### TASK REQUIREMENTS:
For each line below that holds "lines", return the line as it stands.

[Website and app data records]
────────────────────────────────────────
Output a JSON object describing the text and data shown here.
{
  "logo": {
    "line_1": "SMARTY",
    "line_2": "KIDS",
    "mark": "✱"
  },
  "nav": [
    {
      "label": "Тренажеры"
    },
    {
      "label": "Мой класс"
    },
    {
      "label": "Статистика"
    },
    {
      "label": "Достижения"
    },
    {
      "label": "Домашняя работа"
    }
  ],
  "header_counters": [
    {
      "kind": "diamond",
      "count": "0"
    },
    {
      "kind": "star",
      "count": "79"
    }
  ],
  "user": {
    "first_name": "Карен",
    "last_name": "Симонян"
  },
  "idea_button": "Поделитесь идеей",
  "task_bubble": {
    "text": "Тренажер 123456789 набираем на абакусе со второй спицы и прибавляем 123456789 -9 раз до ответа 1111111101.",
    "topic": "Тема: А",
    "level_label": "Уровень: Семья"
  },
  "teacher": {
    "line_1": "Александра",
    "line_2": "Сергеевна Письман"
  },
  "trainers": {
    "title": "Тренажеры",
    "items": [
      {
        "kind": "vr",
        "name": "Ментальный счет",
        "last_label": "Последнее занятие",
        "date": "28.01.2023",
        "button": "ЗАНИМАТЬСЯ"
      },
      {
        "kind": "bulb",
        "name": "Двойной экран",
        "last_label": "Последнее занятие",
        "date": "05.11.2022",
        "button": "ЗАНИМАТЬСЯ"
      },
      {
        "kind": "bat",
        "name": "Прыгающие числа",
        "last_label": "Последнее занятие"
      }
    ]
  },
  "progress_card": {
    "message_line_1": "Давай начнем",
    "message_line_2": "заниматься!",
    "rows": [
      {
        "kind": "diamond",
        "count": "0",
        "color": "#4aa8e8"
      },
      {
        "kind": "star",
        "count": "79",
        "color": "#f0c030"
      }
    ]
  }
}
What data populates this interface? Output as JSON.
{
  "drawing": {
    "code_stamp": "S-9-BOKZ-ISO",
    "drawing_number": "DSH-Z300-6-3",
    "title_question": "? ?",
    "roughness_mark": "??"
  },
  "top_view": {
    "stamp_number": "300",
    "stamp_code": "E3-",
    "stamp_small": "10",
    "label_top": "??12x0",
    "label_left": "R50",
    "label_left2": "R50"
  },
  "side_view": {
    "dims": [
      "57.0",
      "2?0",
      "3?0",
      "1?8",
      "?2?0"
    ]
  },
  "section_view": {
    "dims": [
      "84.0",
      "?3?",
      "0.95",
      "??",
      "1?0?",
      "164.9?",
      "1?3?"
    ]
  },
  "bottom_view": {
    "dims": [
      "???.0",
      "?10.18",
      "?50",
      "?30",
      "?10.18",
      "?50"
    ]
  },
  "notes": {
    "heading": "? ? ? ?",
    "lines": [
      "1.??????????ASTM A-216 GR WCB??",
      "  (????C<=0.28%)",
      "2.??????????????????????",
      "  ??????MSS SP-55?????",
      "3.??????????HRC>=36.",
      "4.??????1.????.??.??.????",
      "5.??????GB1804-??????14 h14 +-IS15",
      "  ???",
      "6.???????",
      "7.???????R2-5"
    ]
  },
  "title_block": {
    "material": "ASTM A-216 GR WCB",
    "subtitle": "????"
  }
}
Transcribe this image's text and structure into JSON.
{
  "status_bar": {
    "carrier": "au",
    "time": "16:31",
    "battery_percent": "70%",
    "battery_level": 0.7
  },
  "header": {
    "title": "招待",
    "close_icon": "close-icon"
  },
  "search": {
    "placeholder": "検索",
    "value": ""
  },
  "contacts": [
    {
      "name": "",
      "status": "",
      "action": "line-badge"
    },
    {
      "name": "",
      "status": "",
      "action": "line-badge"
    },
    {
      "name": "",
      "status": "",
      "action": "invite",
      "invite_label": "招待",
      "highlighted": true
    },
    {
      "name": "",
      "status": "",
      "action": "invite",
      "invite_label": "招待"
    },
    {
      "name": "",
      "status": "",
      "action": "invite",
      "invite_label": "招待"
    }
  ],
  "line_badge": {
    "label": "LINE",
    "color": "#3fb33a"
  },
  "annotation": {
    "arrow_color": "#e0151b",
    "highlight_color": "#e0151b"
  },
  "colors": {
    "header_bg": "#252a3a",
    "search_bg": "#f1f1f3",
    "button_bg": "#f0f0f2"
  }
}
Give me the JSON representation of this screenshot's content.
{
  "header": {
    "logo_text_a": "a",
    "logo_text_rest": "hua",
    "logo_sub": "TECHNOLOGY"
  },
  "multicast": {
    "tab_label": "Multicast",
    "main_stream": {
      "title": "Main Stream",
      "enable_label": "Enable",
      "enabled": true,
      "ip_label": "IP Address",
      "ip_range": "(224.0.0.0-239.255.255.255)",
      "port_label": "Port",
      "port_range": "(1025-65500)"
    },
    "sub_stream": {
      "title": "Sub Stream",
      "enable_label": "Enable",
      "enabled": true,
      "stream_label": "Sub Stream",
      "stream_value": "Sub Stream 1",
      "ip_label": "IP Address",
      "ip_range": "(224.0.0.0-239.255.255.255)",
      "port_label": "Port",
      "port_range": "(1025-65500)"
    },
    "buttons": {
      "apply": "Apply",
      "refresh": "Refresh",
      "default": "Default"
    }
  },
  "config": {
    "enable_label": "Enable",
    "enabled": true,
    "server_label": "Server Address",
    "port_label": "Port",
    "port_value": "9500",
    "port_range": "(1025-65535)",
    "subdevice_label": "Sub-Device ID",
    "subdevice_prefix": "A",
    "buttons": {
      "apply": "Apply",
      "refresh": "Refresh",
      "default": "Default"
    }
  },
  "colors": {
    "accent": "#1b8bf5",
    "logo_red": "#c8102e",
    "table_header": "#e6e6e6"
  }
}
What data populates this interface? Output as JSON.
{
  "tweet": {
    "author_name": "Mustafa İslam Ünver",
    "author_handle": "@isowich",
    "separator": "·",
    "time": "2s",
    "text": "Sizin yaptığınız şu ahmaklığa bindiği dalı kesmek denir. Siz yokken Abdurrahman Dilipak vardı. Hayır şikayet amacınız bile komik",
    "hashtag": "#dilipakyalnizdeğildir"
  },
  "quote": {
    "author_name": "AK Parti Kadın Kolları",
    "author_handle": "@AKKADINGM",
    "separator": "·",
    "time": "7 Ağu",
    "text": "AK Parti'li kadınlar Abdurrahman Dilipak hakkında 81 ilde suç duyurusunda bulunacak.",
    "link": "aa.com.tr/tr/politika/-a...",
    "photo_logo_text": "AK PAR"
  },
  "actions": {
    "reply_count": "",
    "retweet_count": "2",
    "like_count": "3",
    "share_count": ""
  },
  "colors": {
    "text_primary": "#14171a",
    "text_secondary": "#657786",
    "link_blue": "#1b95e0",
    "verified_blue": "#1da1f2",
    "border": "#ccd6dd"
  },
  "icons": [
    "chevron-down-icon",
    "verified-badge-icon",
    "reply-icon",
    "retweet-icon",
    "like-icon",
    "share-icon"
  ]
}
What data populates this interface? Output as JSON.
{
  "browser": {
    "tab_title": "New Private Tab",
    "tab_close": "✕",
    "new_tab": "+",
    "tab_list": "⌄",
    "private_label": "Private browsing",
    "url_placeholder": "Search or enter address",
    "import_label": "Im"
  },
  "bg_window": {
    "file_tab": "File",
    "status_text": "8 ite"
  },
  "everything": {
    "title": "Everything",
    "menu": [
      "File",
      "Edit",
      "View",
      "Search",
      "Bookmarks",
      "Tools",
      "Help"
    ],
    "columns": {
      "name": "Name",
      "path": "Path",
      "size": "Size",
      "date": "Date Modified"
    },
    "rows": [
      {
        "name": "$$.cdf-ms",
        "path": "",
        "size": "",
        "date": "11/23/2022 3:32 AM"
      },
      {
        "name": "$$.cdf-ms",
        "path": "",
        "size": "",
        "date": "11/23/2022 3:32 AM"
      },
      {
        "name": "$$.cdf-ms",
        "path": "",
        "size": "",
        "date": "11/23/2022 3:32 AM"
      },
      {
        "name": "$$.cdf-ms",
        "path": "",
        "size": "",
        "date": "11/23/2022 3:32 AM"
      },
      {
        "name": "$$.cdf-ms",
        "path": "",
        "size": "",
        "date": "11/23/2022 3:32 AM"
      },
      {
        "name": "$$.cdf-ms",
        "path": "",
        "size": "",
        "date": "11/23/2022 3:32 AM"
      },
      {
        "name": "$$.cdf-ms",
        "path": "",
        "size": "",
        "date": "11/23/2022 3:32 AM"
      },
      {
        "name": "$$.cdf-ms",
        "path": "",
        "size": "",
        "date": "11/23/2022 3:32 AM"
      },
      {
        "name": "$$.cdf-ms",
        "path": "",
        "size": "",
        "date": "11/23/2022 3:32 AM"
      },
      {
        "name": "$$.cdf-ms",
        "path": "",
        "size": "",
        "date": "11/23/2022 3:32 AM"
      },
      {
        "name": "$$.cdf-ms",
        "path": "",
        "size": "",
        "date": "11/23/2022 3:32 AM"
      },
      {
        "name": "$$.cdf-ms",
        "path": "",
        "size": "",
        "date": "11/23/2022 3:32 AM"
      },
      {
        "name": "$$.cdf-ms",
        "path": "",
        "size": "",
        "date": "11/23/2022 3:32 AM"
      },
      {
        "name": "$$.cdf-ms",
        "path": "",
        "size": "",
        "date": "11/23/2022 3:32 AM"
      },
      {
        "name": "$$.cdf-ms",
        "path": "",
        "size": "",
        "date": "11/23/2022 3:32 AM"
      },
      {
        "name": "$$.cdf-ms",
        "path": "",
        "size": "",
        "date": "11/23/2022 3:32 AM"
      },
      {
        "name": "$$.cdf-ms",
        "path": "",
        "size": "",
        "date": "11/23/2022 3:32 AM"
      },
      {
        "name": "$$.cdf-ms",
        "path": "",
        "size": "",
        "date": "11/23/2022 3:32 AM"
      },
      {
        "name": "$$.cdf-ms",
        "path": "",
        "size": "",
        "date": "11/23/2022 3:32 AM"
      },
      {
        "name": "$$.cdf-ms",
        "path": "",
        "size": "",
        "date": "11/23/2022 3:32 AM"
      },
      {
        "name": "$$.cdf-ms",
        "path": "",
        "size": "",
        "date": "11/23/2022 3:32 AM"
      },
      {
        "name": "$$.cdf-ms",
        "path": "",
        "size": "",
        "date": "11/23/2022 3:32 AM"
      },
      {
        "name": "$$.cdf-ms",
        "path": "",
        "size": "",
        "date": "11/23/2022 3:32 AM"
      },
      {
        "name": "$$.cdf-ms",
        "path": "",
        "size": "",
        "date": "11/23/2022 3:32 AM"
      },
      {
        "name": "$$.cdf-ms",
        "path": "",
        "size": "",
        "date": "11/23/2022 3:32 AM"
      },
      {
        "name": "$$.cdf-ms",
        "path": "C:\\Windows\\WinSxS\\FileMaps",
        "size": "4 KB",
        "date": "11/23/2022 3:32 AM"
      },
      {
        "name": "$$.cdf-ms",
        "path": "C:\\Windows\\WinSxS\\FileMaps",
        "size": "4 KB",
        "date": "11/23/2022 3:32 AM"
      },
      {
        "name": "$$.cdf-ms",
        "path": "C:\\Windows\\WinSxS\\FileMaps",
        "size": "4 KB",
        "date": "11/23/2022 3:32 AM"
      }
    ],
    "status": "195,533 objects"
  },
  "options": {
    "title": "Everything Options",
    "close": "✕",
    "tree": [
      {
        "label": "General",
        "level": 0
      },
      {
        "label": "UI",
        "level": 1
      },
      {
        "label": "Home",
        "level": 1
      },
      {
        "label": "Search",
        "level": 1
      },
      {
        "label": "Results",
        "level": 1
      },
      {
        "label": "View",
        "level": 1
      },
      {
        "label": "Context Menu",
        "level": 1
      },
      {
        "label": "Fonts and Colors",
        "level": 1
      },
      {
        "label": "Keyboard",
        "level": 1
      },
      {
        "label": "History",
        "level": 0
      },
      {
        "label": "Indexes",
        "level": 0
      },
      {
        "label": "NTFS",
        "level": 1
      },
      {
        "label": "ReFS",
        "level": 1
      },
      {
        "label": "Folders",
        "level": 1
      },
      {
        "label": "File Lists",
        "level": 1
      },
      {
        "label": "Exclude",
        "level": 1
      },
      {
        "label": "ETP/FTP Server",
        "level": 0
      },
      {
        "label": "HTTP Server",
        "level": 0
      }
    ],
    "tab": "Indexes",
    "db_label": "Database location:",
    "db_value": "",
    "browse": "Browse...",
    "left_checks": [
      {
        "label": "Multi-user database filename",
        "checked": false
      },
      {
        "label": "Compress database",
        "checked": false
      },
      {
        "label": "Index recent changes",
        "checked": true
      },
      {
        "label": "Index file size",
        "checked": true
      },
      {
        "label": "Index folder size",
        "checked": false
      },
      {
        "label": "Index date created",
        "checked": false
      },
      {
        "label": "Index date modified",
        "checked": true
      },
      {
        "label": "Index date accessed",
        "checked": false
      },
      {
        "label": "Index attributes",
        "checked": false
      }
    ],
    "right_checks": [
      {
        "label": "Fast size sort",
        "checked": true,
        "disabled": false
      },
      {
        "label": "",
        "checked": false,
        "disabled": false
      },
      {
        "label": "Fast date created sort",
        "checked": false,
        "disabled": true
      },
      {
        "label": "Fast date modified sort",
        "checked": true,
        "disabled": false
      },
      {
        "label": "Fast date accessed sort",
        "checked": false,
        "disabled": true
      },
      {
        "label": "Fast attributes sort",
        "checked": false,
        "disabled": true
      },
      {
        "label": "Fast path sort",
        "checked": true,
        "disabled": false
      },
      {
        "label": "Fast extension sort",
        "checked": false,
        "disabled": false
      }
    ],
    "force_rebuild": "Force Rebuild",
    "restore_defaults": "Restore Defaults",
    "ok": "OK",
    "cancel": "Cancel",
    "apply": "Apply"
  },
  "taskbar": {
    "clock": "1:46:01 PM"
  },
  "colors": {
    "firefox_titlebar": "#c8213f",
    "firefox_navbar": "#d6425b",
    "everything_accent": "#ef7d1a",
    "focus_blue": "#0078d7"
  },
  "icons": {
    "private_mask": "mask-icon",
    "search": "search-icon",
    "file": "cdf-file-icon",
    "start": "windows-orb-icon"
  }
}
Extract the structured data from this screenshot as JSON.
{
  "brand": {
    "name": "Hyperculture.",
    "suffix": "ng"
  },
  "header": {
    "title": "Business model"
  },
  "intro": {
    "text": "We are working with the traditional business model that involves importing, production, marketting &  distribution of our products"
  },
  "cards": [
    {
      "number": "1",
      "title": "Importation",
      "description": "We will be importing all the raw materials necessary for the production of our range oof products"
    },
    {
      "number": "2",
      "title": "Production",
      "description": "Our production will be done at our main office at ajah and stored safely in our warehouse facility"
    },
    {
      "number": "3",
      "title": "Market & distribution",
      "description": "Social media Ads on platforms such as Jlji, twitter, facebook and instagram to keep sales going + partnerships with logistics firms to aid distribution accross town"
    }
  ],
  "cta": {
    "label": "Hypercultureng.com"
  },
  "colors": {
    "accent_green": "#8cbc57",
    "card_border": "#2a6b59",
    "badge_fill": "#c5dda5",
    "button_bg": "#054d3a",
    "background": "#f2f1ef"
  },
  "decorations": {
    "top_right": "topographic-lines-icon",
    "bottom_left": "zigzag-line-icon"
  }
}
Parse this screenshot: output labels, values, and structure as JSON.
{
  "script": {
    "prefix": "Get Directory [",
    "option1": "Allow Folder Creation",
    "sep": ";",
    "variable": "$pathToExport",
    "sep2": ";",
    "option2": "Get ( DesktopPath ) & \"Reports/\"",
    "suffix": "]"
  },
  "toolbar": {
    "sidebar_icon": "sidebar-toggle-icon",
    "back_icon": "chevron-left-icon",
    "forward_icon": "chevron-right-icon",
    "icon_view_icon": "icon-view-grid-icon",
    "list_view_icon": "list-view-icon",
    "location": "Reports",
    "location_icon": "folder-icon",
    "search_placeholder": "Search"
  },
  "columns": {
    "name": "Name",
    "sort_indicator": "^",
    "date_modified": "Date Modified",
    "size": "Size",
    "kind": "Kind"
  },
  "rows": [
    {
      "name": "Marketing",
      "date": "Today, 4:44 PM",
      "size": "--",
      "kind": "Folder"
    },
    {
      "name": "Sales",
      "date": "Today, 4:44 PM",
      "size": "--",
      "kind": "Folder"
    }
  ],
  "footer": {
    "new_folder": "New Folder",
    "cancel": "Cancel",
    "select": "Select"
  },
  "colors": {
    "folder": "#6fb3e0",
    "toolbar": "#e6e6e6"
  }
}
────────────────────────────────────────
### ANSWER TO THIS EXERCISE:
    "lines": [
    "top_right": "topographic-lines-icon",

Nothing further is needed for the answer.